Defenders of all-mail balloting – including nincompoop liberal blogger Jon Ralston – keep telling us that “procedures are in place” to prevent ballot fraud. That includes, they tell us, procedures to make sure the signature on mail-in ballots matches the signature on file from when the voter registered to vote.
I have asked all along exactly what those procedures are without explanation.
Well, in his Sunday column Victor Joecks reveals the secret. No, they are not digitally scanned. They are visually compared by fallible human beings with no expertise or training in recognizing forgeries.
But I still don’t know if EVERY ballot is inspected or just some sampling based on unspecified criteria.
Regardless, Victor explains how he and some others intentionally, but legally, submitted ballots with decidedly non-matching signatures to the Clark County Election Department in last month’s primary…
“The county’s signature verification process didn’t work,” Victor reported. “The county flagged only my ballot — the most obvious signature that didn’t match. But the other ballots, featuring printed names and signatures that didn’t match those on file, all went through.”
One should also consider what Nevada Deputy Secretary of State Wayne Thorley told the Las Vegas Review-Journal a couple of weeks ago…
“The claims that there’s no fraud whatsoever in the system, that’s not true. Fraud does happen…”
Keep this in mind as the Democrat-controlled Nevada Legislature, in the ongoing special session, tries to change state law to mandate mail-in balloting for November’s general election.
And here’s one last thing on this to consider…

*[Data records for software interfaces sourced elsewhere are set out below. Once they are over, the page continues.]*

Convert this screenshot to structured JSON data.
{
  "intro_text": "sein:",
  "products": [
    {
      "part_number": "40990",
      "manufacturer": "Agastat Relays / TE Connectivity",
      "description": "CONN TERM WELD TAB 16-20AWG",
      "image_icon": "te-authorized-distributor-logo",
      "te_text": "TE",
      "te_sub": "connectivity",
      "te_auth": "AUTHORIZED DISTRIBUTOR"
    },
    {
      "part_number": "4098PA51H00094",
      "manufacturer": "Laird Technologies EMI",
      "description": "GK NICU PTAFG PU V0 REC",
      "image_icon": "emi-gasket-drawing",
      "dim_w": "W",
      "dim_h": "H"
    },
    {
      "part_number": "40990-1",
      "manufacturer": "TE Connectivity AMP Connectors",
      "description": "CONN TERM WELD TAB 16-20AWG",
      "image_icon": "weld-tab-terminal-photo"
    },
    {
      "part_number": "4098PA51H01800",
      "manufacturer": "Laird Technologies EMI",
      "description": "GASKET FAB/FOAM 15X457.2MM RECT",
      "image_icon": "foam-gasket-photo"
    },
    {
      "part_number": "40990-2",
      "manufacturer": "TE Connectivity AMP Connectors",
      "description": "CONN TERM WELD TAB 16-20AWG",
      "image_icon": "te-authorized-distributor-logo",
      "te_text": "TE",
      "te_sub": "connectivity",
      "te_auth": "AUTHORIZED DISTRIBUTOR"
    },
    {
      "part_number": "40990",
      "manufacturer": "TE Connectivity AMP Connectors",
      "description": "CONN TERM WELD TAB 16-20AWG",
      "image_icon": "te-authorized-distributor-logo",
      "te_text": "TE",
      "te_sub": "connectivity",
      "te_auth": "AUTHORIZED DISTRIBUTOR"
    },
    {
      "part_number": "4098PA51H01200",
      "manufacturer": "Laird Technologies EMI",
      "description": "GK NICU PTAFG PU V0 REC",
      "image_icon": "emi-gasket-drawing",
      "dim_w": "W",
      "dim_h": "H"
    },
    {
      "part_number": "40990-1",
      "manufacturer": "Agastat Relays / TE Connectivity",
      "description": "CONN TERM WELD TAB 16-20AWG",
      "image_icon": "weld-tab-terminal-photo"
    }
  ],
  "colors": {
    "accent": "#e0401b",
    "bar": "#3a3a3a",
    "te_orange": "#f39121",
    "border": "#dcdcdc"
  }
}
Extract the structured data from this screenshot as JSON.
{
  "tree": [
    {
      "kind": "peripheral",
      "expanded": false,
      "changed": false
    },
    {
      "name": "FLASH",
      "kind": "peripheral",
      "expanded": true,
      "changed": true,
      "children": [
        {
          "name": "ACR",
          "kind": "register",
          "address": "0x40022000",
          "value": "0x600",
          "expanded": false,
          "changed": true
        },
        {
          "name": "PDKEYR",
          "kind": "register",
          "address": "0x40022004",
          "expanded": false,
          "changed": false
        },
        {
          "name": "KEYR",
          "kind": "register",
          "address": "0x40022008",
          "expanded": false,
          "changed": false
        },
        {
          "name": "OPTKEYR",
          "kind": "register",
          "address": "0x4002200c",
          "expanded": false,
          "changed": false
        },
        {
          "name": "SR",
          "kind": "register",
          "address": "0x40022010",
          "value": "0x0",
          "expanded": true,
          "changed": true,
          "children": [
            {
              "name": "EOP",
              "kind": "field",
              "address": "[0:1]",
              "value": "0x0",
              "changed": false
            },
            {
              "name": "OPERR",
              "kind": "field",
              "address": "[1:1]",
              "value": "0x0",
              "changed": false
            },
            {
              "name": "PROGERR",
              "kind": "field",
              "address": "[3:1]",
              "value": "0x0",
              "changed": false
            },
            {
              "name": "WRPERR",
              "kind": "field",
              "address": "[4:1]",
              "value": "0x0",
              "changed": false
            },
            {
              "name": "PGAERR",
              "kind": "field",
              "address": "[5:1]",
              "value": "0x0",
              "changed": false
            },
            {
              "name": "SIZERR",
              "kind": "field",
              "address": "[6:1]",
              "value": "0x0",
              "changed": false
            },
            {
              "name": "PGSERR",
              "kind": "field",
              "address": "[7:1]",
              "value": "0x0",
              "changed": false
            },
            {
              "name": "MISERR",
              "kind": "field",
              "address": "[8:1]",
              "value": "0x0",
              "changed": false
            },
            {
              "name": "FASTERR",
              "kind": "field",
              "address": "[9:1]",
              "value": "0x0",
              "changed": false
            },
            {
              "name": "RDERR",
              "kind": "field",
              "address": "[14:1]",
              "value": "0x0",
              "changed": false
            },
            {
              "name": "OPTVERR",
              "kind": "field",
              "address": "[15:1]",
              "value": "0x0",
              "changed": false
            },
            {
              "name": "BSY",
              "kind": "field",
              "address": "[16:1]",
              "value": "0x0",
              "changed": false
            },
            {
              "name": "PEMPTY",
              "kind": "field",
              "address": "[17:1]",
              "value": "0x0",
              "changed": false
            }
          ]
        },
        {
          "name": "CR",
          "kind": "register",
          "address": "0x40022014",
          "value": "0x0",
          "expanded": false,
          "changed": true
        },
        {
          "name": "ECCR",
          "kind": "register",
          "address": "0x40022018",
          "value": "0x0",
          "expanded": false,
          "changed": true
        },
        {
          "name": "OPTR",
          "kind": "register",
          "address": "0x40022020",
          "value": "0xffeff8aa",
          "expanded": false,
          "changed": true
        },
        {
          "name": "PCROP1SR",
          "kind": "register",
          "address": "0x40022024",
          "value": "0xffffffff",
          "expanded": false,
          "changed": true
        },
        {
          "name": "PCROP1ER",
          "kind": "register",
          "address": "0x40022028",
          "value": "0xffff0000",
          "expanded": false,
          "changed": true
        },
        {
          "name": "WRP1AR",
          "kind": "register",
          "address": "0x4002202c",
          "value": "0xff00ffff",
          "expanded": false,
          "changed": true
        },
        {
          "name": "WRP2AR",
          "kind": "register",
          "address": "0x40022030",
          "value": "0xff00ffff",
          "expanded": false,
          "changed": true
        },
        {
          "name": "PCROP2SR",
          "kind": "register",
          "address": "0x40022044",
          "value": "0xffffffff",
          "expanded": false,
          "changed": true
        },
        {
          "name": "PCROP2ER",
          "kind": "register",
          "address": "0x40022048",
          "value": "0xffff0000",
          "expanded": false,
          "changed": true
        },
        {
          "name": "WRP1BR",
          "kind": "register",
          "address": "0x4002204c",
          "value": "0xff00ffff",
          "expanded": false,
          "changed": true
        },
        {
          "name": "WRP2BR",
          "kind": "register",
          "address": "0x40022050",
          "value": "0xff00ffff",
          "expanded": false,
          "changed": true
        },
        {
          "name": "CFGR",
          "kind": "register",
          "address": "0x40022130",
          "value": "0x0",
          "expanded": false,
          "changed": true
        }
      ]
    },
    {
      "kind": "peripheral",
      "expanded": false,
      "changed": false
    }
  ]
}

If it’s “secure” to allow voters to sign a ballot and mail it in to vote in an election, why isn’t it secure to allow voters to, say, download and sign a “Recall Sisolak” petition and mail it in, hmm?